Monday, December 28, 2015

Creating Social Engagement

As the number of mass shootings continues to climb I, like everyone else, will put in my two cents about causes and possible solutions.

I do not believe the problem in the US is one of guns. It is a problem of culture and will not end until the culture changes. Luckily, culture is the sum of what each of us thinks, does, and says. That means we can change it by changing ourselves. This personally daunting task becomes easier as we see our friends and neighbors modeling the behavior. Each of us contains a multitude of selves and we just need to let the best of ourselves come out, repress the worst in ourselves, and reward the better actions of others.

In this post I won't be posting much in the way of references, but I believe that my argument is well supported by the evidence. I am looking at trends, not universals.

First, some words on "safe" and "comfortable". It is ingrained that these words belong together. In a recent survey on traffic in my city people were asked to prioritize the importance of a number of items. One of them was "Streets should be safe and comfortable". In fact, safety and comfort do not go together. If people feel too comfortable driving, they increase their speed which, off the highway, makes the street less safe. In the same way, we often feel most comfortable when we do not engage strangers, but we are social creatures and expanding our social circles makes us better people.

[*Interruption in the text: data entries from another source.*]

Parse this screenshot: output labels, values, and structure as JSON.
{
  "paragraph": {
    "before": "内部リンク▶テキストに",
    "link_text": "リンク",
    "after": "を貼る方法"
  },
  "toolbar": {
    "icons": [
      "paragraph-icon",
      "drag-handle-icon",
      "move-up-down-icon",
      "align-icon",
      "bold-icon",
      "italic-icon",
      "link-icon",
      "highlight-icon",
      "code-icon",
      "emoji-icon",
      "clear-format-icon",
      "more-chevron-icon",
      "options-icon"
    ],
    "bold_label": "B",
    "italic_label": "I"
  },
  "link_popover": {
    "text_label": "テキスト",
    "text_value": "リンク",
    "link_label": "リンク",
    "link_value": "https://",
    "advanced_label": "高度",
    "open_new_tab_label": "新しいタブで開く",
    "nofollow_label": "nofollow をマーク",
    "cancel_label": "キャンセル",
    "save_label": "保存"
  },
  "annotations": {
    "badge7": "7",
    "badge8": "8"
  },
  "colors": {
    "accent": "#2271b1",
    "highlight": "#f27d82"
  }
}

Violence against strangers tends to be perpetrated by people who are socially isolated. Social isolation is defined as a lack of contact with other people and it is deadly in a social animal like humans. The opposite of social isolation is social engagement. Increased social engagement makes us more capable in dealing with people in a variety of situations. It gives us greater control of our environment and makes us more aware of what is going on around us.

Here are some ways we can improve our culture and ourselves. Some are simpler than others. All require some effort, at least at the beginning.

You know that weird person you have noticed? The one that makes you a little uncomfortable? Next time you pass him/her, say hello. You need not converse, just acknowledge their existence as a fellow human being and move along. After a while you might make some small talk or even have a real discussion, but that is not a requirement. It is not likely, but eventually that person could turn into your best friend.

Join or start a group. Almost two hundred years ago Alexis de Tocqueville wrote: "Americans of all ages, all stations of life, and all types of disposition are forever forming associations." Prove him right. Join a book club, a bowling league, a soccer team, a bicycle club ... It doesn't have to require much time. Book clubs generally meet about once a month and you don't even have to read every book.

When you converse, listen to the other person. In general, allow them to have the last word. Listening does not signify assent. When it comes right down to it, you probably disagree with everyone around you on one topic or another. That doesn't mean you have to shun them. However... if someone's views are truly vile, feel free to call them on it. Tell the racist "I'm sorry, I could not disagree more. I think your beliefs are without support and if you act on them I will work against you." Again, this is hard, but with practice you will get better at it. If someone seems like they might be dangerous, report them.

If someone asks you for help, provide it. There are, of course, requests and circumstances that make this unwise or infeasible, but make "yes" your default answer. You can take this a step further. If someone looks like they need help, offer it. A little harder is a change of attitude. Be more concerned that everyone who needs help gets it and less concerned that someone who is "undeserving" may be abusing the system.

Our built environment is often badly constructed for social interaction. Do not support this. In choosing a home we often look at the inside amenities. This is important, but don't forget the outside. Is there somewhere outside, facing the street, where you and a couple friends can sit down and watch the world go by. If not, is there a way to easily construct a sitting spot? If a home fails this simple test, don't buy or rent it. Inside, is there a room where you are likely to spend time that has windows on the street? If not, you will have no opportunity to get to know the daily life of your street. It is harder to integrate into a neighborhood if you never see your neighbors. On a nice evening, think about walking around the block. As you go around, say hello to folks. Ask them about their day. If you cannot do this comfortably or if no one is ever around to say hello, you have a bad neighborhood. Try to fix it or move.

Vote to make your community better even if it means increased taxes. If there is a ballot measure to build/improve schools, support it. More parks and improved public spaces, support it. Support it especially if it goes to other folks who have less than you. Send your support to the lowest income schools and neighborhoods. Make sure poor kids have good parks and athletic fields. Even better, make sure your community works to integrate people of all incomes and backgrounds into the same neighborhoods. If, as is common, your school board sets the boundaries of schools to keep rich and poor separate, confront the candidates and ask them to change. A unit of neighborhoods is the boundary for the local elementary school. If a school does not have a mix of incomes, bus the rich kids in. Better is to build more lower income housing throughout the town. This seems scary, but all the evidence shows it makes everyone better and safer.

Underlying all of this is an acknowledgement that we are all people. We differ in backgrounds and in how we think society should work. Communication and engagement teaches us about each other, how to get along, and how much we are alike. We exist in a biological ecosystem, but also in a social ecosystem. Make your ecosystems stronger by encouraging diversity and strong connections.